If you thought the timing of last year’s Thanksgivukkah was funny, you’ll appreciate that this New Year’s Day falls on the Tenth of Teves, the fast day commemorating the time when Nebuchadnezzar’s Babylonian army surrounded Jerusalem. This event began a 30-month-long military siege that ended with the destruction of the Holy Temple in 425 BCE.
Okay, so it’s not so funny, but since they’re on the same day, there must be a connection.
The Tenth of Teves is our nation’s way of saying, “Jerusalem wasn’t destroyed in a day;” the fast reminds us to envision our goal as a people–to see the Holy Temple rebuilt with the coming of Moshiach– then commit ourselves to making personal improvements to attain it.
And isn’t the New Year about making resolutions to do better?
So, as far as I can see on everyone’s calendar, self-exploration and self-improvement are in the air.
Self-exploration comes fairly easily to me, although I only recently appreciated this as a gift. It was only when I made headway with self-improvement that I was grateful to be so well aware of the things I needed to fix in myself.

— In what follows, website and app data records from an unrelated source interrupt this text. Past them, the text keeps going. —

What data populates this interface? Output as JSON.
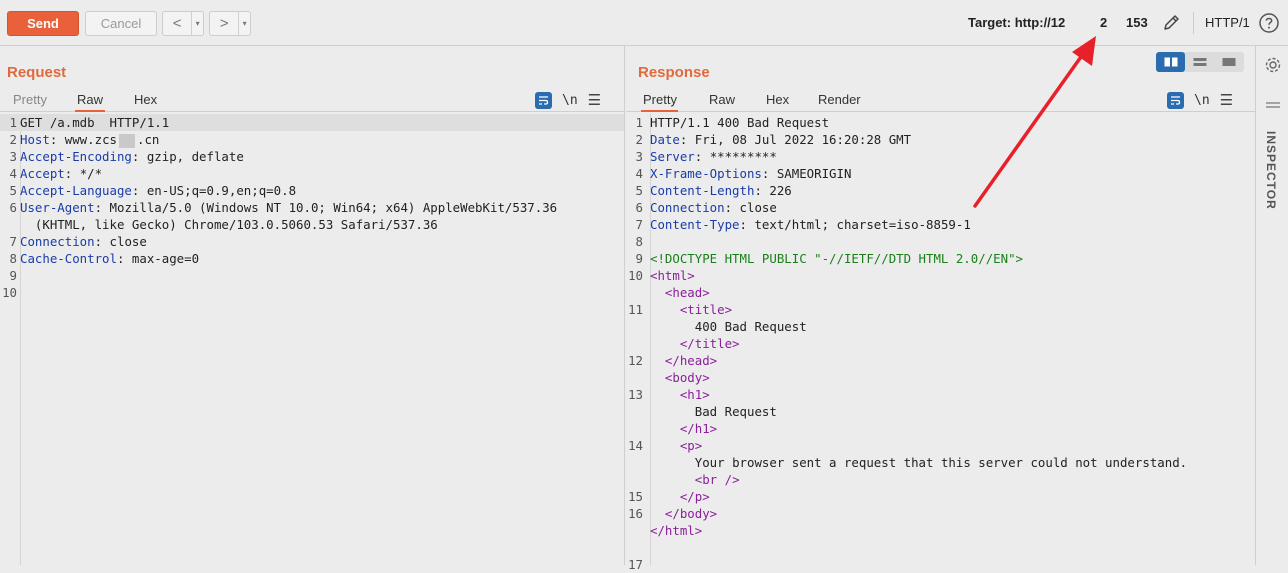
{
  "toolbar": {
    "send_label": "Send",
    "cancel_label": "Cancel",
    "back_glyph": "<",
    "forward_glyph": ">",
    "dropdown_glyph": "▾",
    "target_label": "Target: http://12",
    "count1": "2",
    "count2": "153",
    "protocol": "HTTP/1",
    "edit_icon": "pencil-icon",
    "help_icon": "question-circle-icon"
  },
  "request": {
    "title": "Request",
    "tabs": [
      "Pretty",
      "Raw",
      "Hex"
    ],
    "active_tab": "Raw",
    "newline_label": "\\n",
    "lines": [
      {
        "n": "1",
        "k": "",
        "v": "GET /a.mdb  HTTP/1.1"
      },
      {
        "n": "2",
        "k": "Host",
        "v": "www.zcs"
      },
      {
        "n": "3",
        "k": "Accept-Encoding",
        "v": "gzip, deflate"
      },
      {
        "n": "4",
        "k": "Accept",
        "v": "*/*"
      },
      {
        "n": "5",
        "k": "Accept-Language",
        "v": "en-US;q=0.9,en;q=0.8"
      },
      {
        "n": "6",
        "k": "User-Agent",
        "v": "Mozilla/5.0 (Windows NT 10.0; Win64; x64) AppleWebKit/537.36"
      },
      {
        "n": "",
        "k": "",
        "v": "(KHTML, like Gecko) Chrome/103.0.5060.53 Safari/537.36"
      },
      {
        "n": "7",
        "k": "Connection",
        "v": "close"
      },
      {
        "n": "8",
        "k": "Cache-Control",
        "v": "max-age=0"
      },
      {
        "n": "9",
        "k": "",
        "v": ""
      },
      {
        "n": "10",
        "k": "",
        "v": ""
      }
    ],
    "host_suffix": ".cn"
  },
  "response": {
    "title": "Response",
    "tabs": [
      "Pretty",
      "Raw",
      "Hex",
      "Render"
    ],
    "active_tab": "Pretty",
    "newline_label": "\\n",
    "headers": [
      {
        "n": "1",
        "k": "",
        "v": "HTTP/1.1 400 Bad Request"
      },
      {
        "n": "2",
        "k": "Date",
        "v": "Fri, 08 Jul 2022 16:20:28 GMT"
      },
      {
        "n": "3",
        "k": "Server",
        "v": "*********"
      },
      {
        "n": "4",
        "k": "X-Frame-Options",
        "v": "SAMEORIGIN"
      },
      {
        "n": "5",
        "k": "Content-Length",
        "v": "226"
      },
      {
        "n": "6",
        "k": "Connection",
        "v": "close"
      },
      {
        "n": "7",
        "k": "Content-Type",
        "v": "text/html; charset=iso-8859-1"
      },
      {
        "n": "8",
        "k": "",
        "v": ""
      }
    ],
    "body": [
      {
        "n": "9",
        "indent": "",
        "kind": "doctype",
        "text": "<!DOCTYPE HTML PUBLIC \"-//IETF//DTD HTML 2.0//EN\">"
      },
      {
        "n": "10",
        "indent": "",
        "kind": "tag",
        "text": "<html>"
      },
      {
        "n": "",
        "indent": "  ",
        "kind": "tag",
        "text": "<head>"
      },
      {
        "n": "11",
        "indent": "    ",
        "kind": "tag",
        "text": "<title>"
      },
      {
        "n": "",
        "indent": "      ",
        "kind": "text",
        "text": "400 Bad Request"
      },
      {
        "n": "",
        "indent": "    ",
        "kind": "tag",
        "text": "</title>"
      },
      {
        "n": "12",
        "indent": "  ",
        "kind": "tag",
        "text": "</head>"
      },
      {
        "n": "",
        "indent": "  ",
        "kind": "tag",
        "text": "<body>"
      },
      {
        "n": "13",
        "indent": "    ",
        "kind": "tag",
        "text": "<h1>"
      },
      {
        "n": "",
        "indent": "      ",
        "kind": "text",
        "text": "Bad Request"
      },
      {
        "n": "",
        "indent": "    ",
        "kind": "tag",
        "text": "</h1>"
      },
      {
        "n": "14",
        "indent": "    ",
        "kind": "tag",
        "text": "<p>"
      },
      {
        "n": "",
        "indent": "      ",
        "kind": "text",
        "text": "Your browser sent a request that this server could not understand."
      },
      {
        "n": "",
        "indent": "      ",
        "kind": "tag",
        "text": "<br />"
      },
      {
        "n": "15",
        "indent": "    ",
        "kind": "tag",
        "text": "</p>"
      },
      {
        "n": "16",
        "indent": "  ",
        "kind": "tag",
        "text": "</body>"
      },
      {
        "n": "",
        "indent": "",
        "kind": "tag",
        "text": "</html>"
      },
      {
        "n": "",
        "indent": "",
        "kind": "text",
        "text": ""
      },
      {
        "n": "17",
        "indent": "",
        "kind": "text",
        "text": ""
      }
    ]
  },
  "inspector": {
    "label": "INSPECTOR",
    "settings_icon": "gear-icon"
  },
  "colors": {
    "accent": "#e8613b",
    "header_key": "#1a3ca8",
    "tag": "#8a1f9a",
    "doctype": "#1a7f1a",
    "annotation_arrow": "#e8202a"
  }
}
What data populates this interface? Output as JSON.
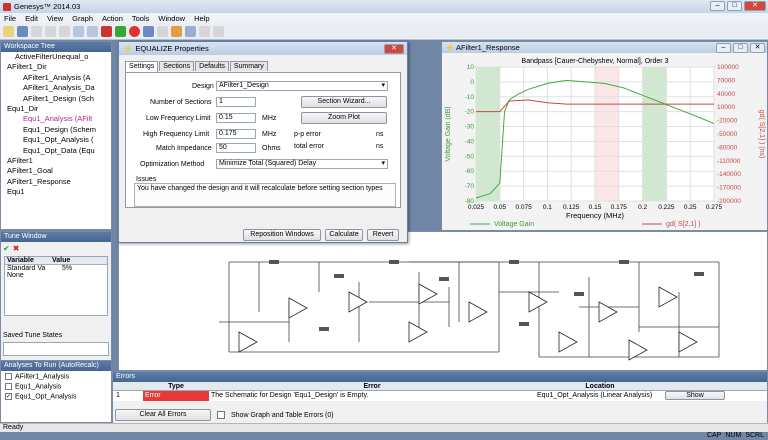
{
  "app": {
    "title": "Genesys™ 2014.03"
  },
  "menu": [
    "File",
    "Edit",
    "View",
    "Graph",
    "Action",
    "Tools",
    "Window",
    "Help"
  ],
  "workspace": {
    "header": "Workspace Tree",
    "items": [
      "ActiveFilterUnequal_o",
      "AFilter1_Dir",
      "AFilter1_Analysis (A",
      "AFilter1_Analysis_Da",
      "AFilter1_Design (Sch",
      "Equ1_Dir",
      "Equ1_Analysis (AFilt",
      "Equ1_Design (Schem",
      "Equ1_Opt_Analysis (",
      "Equ1_Opt_Data (Equ",
      "AFilter1",
      "AFilter1_Goal",
      "AFilter1_Response",
      "Equ1"
    ]
  },
  "tune": {
    "header": "Tune Window",
    "col_variable": "Variable",
    "col_value": "Value",
    "rows": [
      [
        "Standard Va",
        "5%"
      ],
      [
        "None",
        ""
      ]
    ],
    "saved_states": "Saved Tune States"
  },
  "analyses": {
    "header": "Analyses To Run (AutoRecalc)",
    "items": [
      "AFilter1_Analysis",
      "Equ1_Analysis",
      "Equ1_Opt_Analysis"
    ]
  },
  "dialog": {
    "title": "EQUALIZE Properties",
    "tabs": [
      "Settings",
      "Sections",
      "Defaults",
      "Summary"
    ],
    "design_label": "Design",
    "design_value": "AFilter1_Design",
    "sections_label": "Number of Sections",
    "sections_value": "1",
    "low_label": "Low Frequency Limit",
    "low_value": "0.15",
    "low_unit": "MHz",
    "high_label": "High Frequency Limit",
    "high_value": "0.175",
    "high_unit": "MHz",
    "imp_label": "Match Impedance",
    "imp_value": "50",
    "imp_unit": "Ohms",
    "opt_label": "Optimization Method",
    "opt_value": "Minimize Total (Squared) Delay",
    "section_wizard": "Section Wizard...",
    "zoom_plot": "Zoom Plot",
    "pp_error": "p-p error",
    "total_error": "total error",
    "ns": "ns",
    "issues_label": "Issues",
    "issues_text": "You have changed the design and it will recalculate before setting section types",
    "reposition": "Reposition Windows",
    "calculate": "Calculate",
    "revert": "Revert"
  },
  "graph": {
    "window_title": "AFilter1_Response"
  },
  "errors": {
    "header": "Errors",
    "col_type": "Type",
    "col_error": "Error",
    "col_location": "Location",
    "row": {
      "num": "1",
      "type": "Error",
      "error": "The Schematic for Design 'Equ1_Design' is Empty.",
      "location": "Equ1_Opt_Analysis (Linear Analysis)",
      "action": "Show"
    },
    "clear": "Clear All Errors",
    "show_graph": "Show Graph and Table Errors (0)"
  },
  "status": {
    "left": "Ready",
    "cap": "CAP",
    "num": "NUM",
    "scrl": "SCRL"
  },
  "chart_data": {
    "type": "line",
    "title": "Bandpass [Cauer-Chebyshev, Normal], Order 3",
    "xlabel": "Frequency (MHz)",
    "ylabel": "Voltage Gain (dB)",
    "y2label": "gd( S[2,1] ) (ns)",
    "xlim": [
      0.025,
      0.275
    ],
    "ylim": [
      -80,
      10
    ],
    "y2lim": [
      -200000,
      100000
    ],
    "xticks": [
      "0.025",
      "0.05",
      "0.075",
      "0.1",
      "0.125",
      "0.15",
      "0.175",
      "0.2",
      "0.225",
      "0.25",
      "0.275"
    ],
    "yticks": [
      "10",
      "0",
      "-10",
      "-20",
      "-30",
      "-40",
      "-50",
      "-60",
      "-70",
      "-80"
    ],
    "y2ticks": [
      "100000",
      "70000",
      "40000",
      "10000",
      "-20000",
      "-50000",
      "-80000",
      "-110000",
      "-140000",
      "-170000",
      "-200000"
    ],
    "series": [
      {
        "name": "Voltage Gain",
        "color": "#3fae3f",
        "axis": "y",
        "x": [
          0.025,
          0.04,
          0.05,
          0.055,
          0.06,
          0.07,
          0.08,
          0.09,
          0.1,
          0.12,
          0.14,
          0.16,
          0.18,
          0.2,
          0.22,
          0.24,
          0.26,
          0.275
        ],
        "y": [
          -78,
          -75,
          -68,
          -20,
          -12,
          -8,
          -5,
          -3,
          -1,
          1,
          0,
          -1,
          -4,
          -9,
          -14,
          -19,
          -24,
          -28
        ]
      },
      {
        "name": "gd( S[2,1] )",
        "color": "#c44a4a",
        "axis": "y2",
        "x": [
          0.025,
          0.05,
          0.06,
          0.08,
          0.1,
          0.12,
          0.14,
          0.16,
          0.18,
          0.2,
          0.22,
          0.25,
          0.275
        ],
        "y": [
          0,
          0,
          24000,
          26000,
          20000,
          17000,
          17000,
          17000,
          17000,
          17000,
          17000,
          17000,
          17000
        ]
      }
    ],
    "legend": [
      "Voltage Gain",
      "gd( S[2,1] )"
    ]
  }
}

One of the tools that helped in this process was learning about the mysterious internal workings of my soul.
For reasons only He knows, G-d created us such that the animal soul, the Nefesh HaBehamis, enters us with our first breath upon entering the world. G-d gives us a second soul, a Nefesh Elokis, literally a part of G-d Himself, upon the age of Bat or Bar Mitzvah–twelve for girls, thirteen for boys. No celebration or even acknowledgement is required; it just happens. And while it is Jewishly advisable to be “trained” to keep the commandments up to that point, we are only “accountable” for our behavior after this age.
Of course, I knew none of this growing up and I identified totally with my ego-centered self. I did not want to be vulnerable to the judgments of a superficial world–even if I was often guilty of judging similarly–and my outer personality was a wall that protected myself.
And that’s pretty much how it went for many years, even after I became observant. I often tried to access the “real” me, but I was always on guard, ready to fortify myself after a hurt or disappointment.
Everything changed for me seven years ago when I spoke to a healer regarding some physical discomfort I was having. With surprising ease and clarity, he connected my outer symptoms to an inner discomfort. Within six months, I felt like a new person inside. I began feeling stronger and less vulnerable, which allowed me to like myself in a healthier way. Which then cleared the channels to allow me to truly like others.
I don’t think I’ll ever get used to the new me. Of course, some days everything works better than others, but healing is an ongoing process; I hope to be blessed to continue to do it successfully.
And to help others heal, too. (So, if you want to discuss this more, please email me at firstname.lastname@example.org.)